Savers see Isa rates fall to record low

Piggy bank Image copyright PA

Returns on tax-free savings have fallen to their lowest level since comparable records began in 2011, according to the Bank of England.

The average interest rate for a cash Individual Savings Account (Isa) fell to 1.43% in August, the Bank said.

Returns from notice accounts, including Isas, are at their lowest since those particular records began in 1999.

Analysts believe there is little chance of an imminent rise in the Bank rate, so savings rates will remain low.

Savers who also have a mortgage are likely to benefit from low borrowing costs for the same reason, with rates for home loans currently at historically low levels.

Interest rates have been at low levels for six years, with the Bank Rate having been held at 0.5% since March 2009, but banks and building societies have trimmed them even further in recent months.

Two weeks ago, 400,000 savers who held Isas with government-backed National Savings and Investments (NS&I) were told their rates would be cut from 16 November.

NS&I will cut the rate on its tax-free Isa account to 1.25% from 1.5%.

Notice accounts tend to pay higher interest rates as savers must wait for an agreed amount of time before withdrawing money from the account, but rates on these deals have been falling too.

Many banks and building societies are competing for customers by offering better interest rates or incentives on current accounts, rather than savings accounts.

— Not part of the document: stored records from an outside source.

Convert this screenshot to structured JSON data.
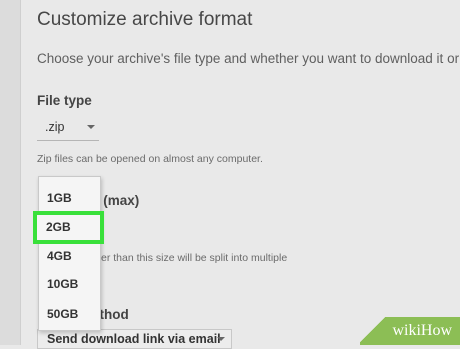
{
  "title": "Customize archive format",
  "subtitle": "Choose your archive's file type and whether you want to download it or sa",
  "file_type": {
    "label": "File type",
    "selected": ".zip",
    "hint": "Zip files can be opened on almost any computer."
  },
  "archive_size": {
    "label_visible": "e (max)",
    "split_text": "er than this size will be split into multiple",
    "options": [
      "1GB",
      "2GB",
      "4GB",
      "10GB",
      "50GB"
    ],
    "highlighted": "2GB"
  },
  "delivery": {
    "label_visible": "ethod",
    "selected": "Send download link via email"
  },
  "watermark": {
    "text": "wikiHow"
  },
  "colors": {
    "highlight": "#39e03a",
    "watermark_bg": "#8cbe55"
  }
}
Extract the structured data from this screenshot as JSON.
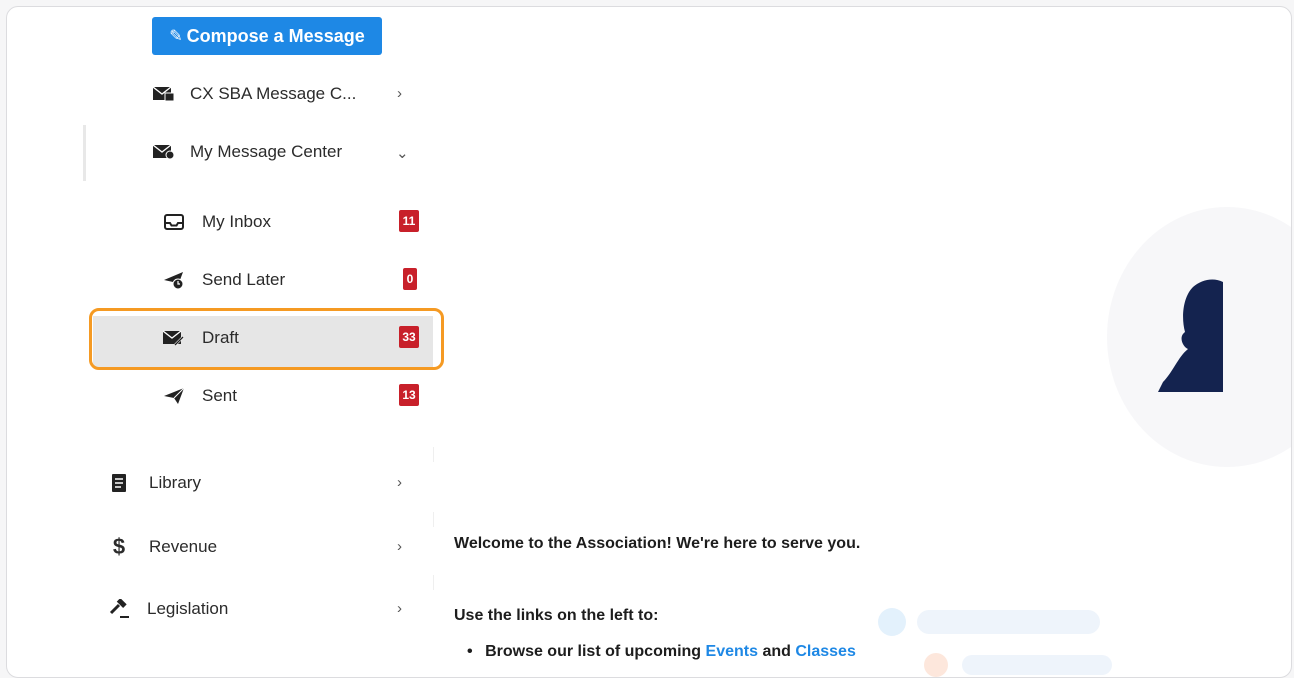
{
  "sidebar": {
    "compose_label": "Compose a Message",
    "items": [
      {
        "label": "CX SBA Message C...",
        "icon": "envelope-building-icon"
      },
      {
        "label": "My Message Center",
        "icon": "envelope-user-icon"
      },
      {
        "label": "My Inbox",
        "icon": "inbox-icon",
        "badge": "11"
      },
      {
        "label": "Send Later",
        "icon": "paper-plane-clock-icon",
        "badge": "0"
      },
      {
        "label": "Draft",
        "icon": "envelope-pencil-icon",
        "badge": "33"
      },
      {
        "label": "Sent",
        "icon": "paper-plane-icon",
        "badge": "13"
      },
      {
        "label": "Library",
        "icon": "document-icon"
      },
      {
        "label": "Revenue",
        "icon": "dollar-icon"
      },
      {
        "label": "Legislation",
        "icon": "gavel-icon"
      }
    ]
  },
  "main": {
    "welcome": "Welcome to the Association!  We're here to serve you.",
    "use_links": "Use the links on the left to:",
    "browse_prefix": "Browse our list of upcoming",
    "browse_link1": "Events",
    "browse_and": "and",
    "browse_link2": "Classes"
  },
  "colors": {
    "accent": "#1e88e5",
    "badge": "#c8202a",
    "highlight": "#f59a23"
  }
}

Related Internet links

The BBC is not responsible for the content of external Internet sites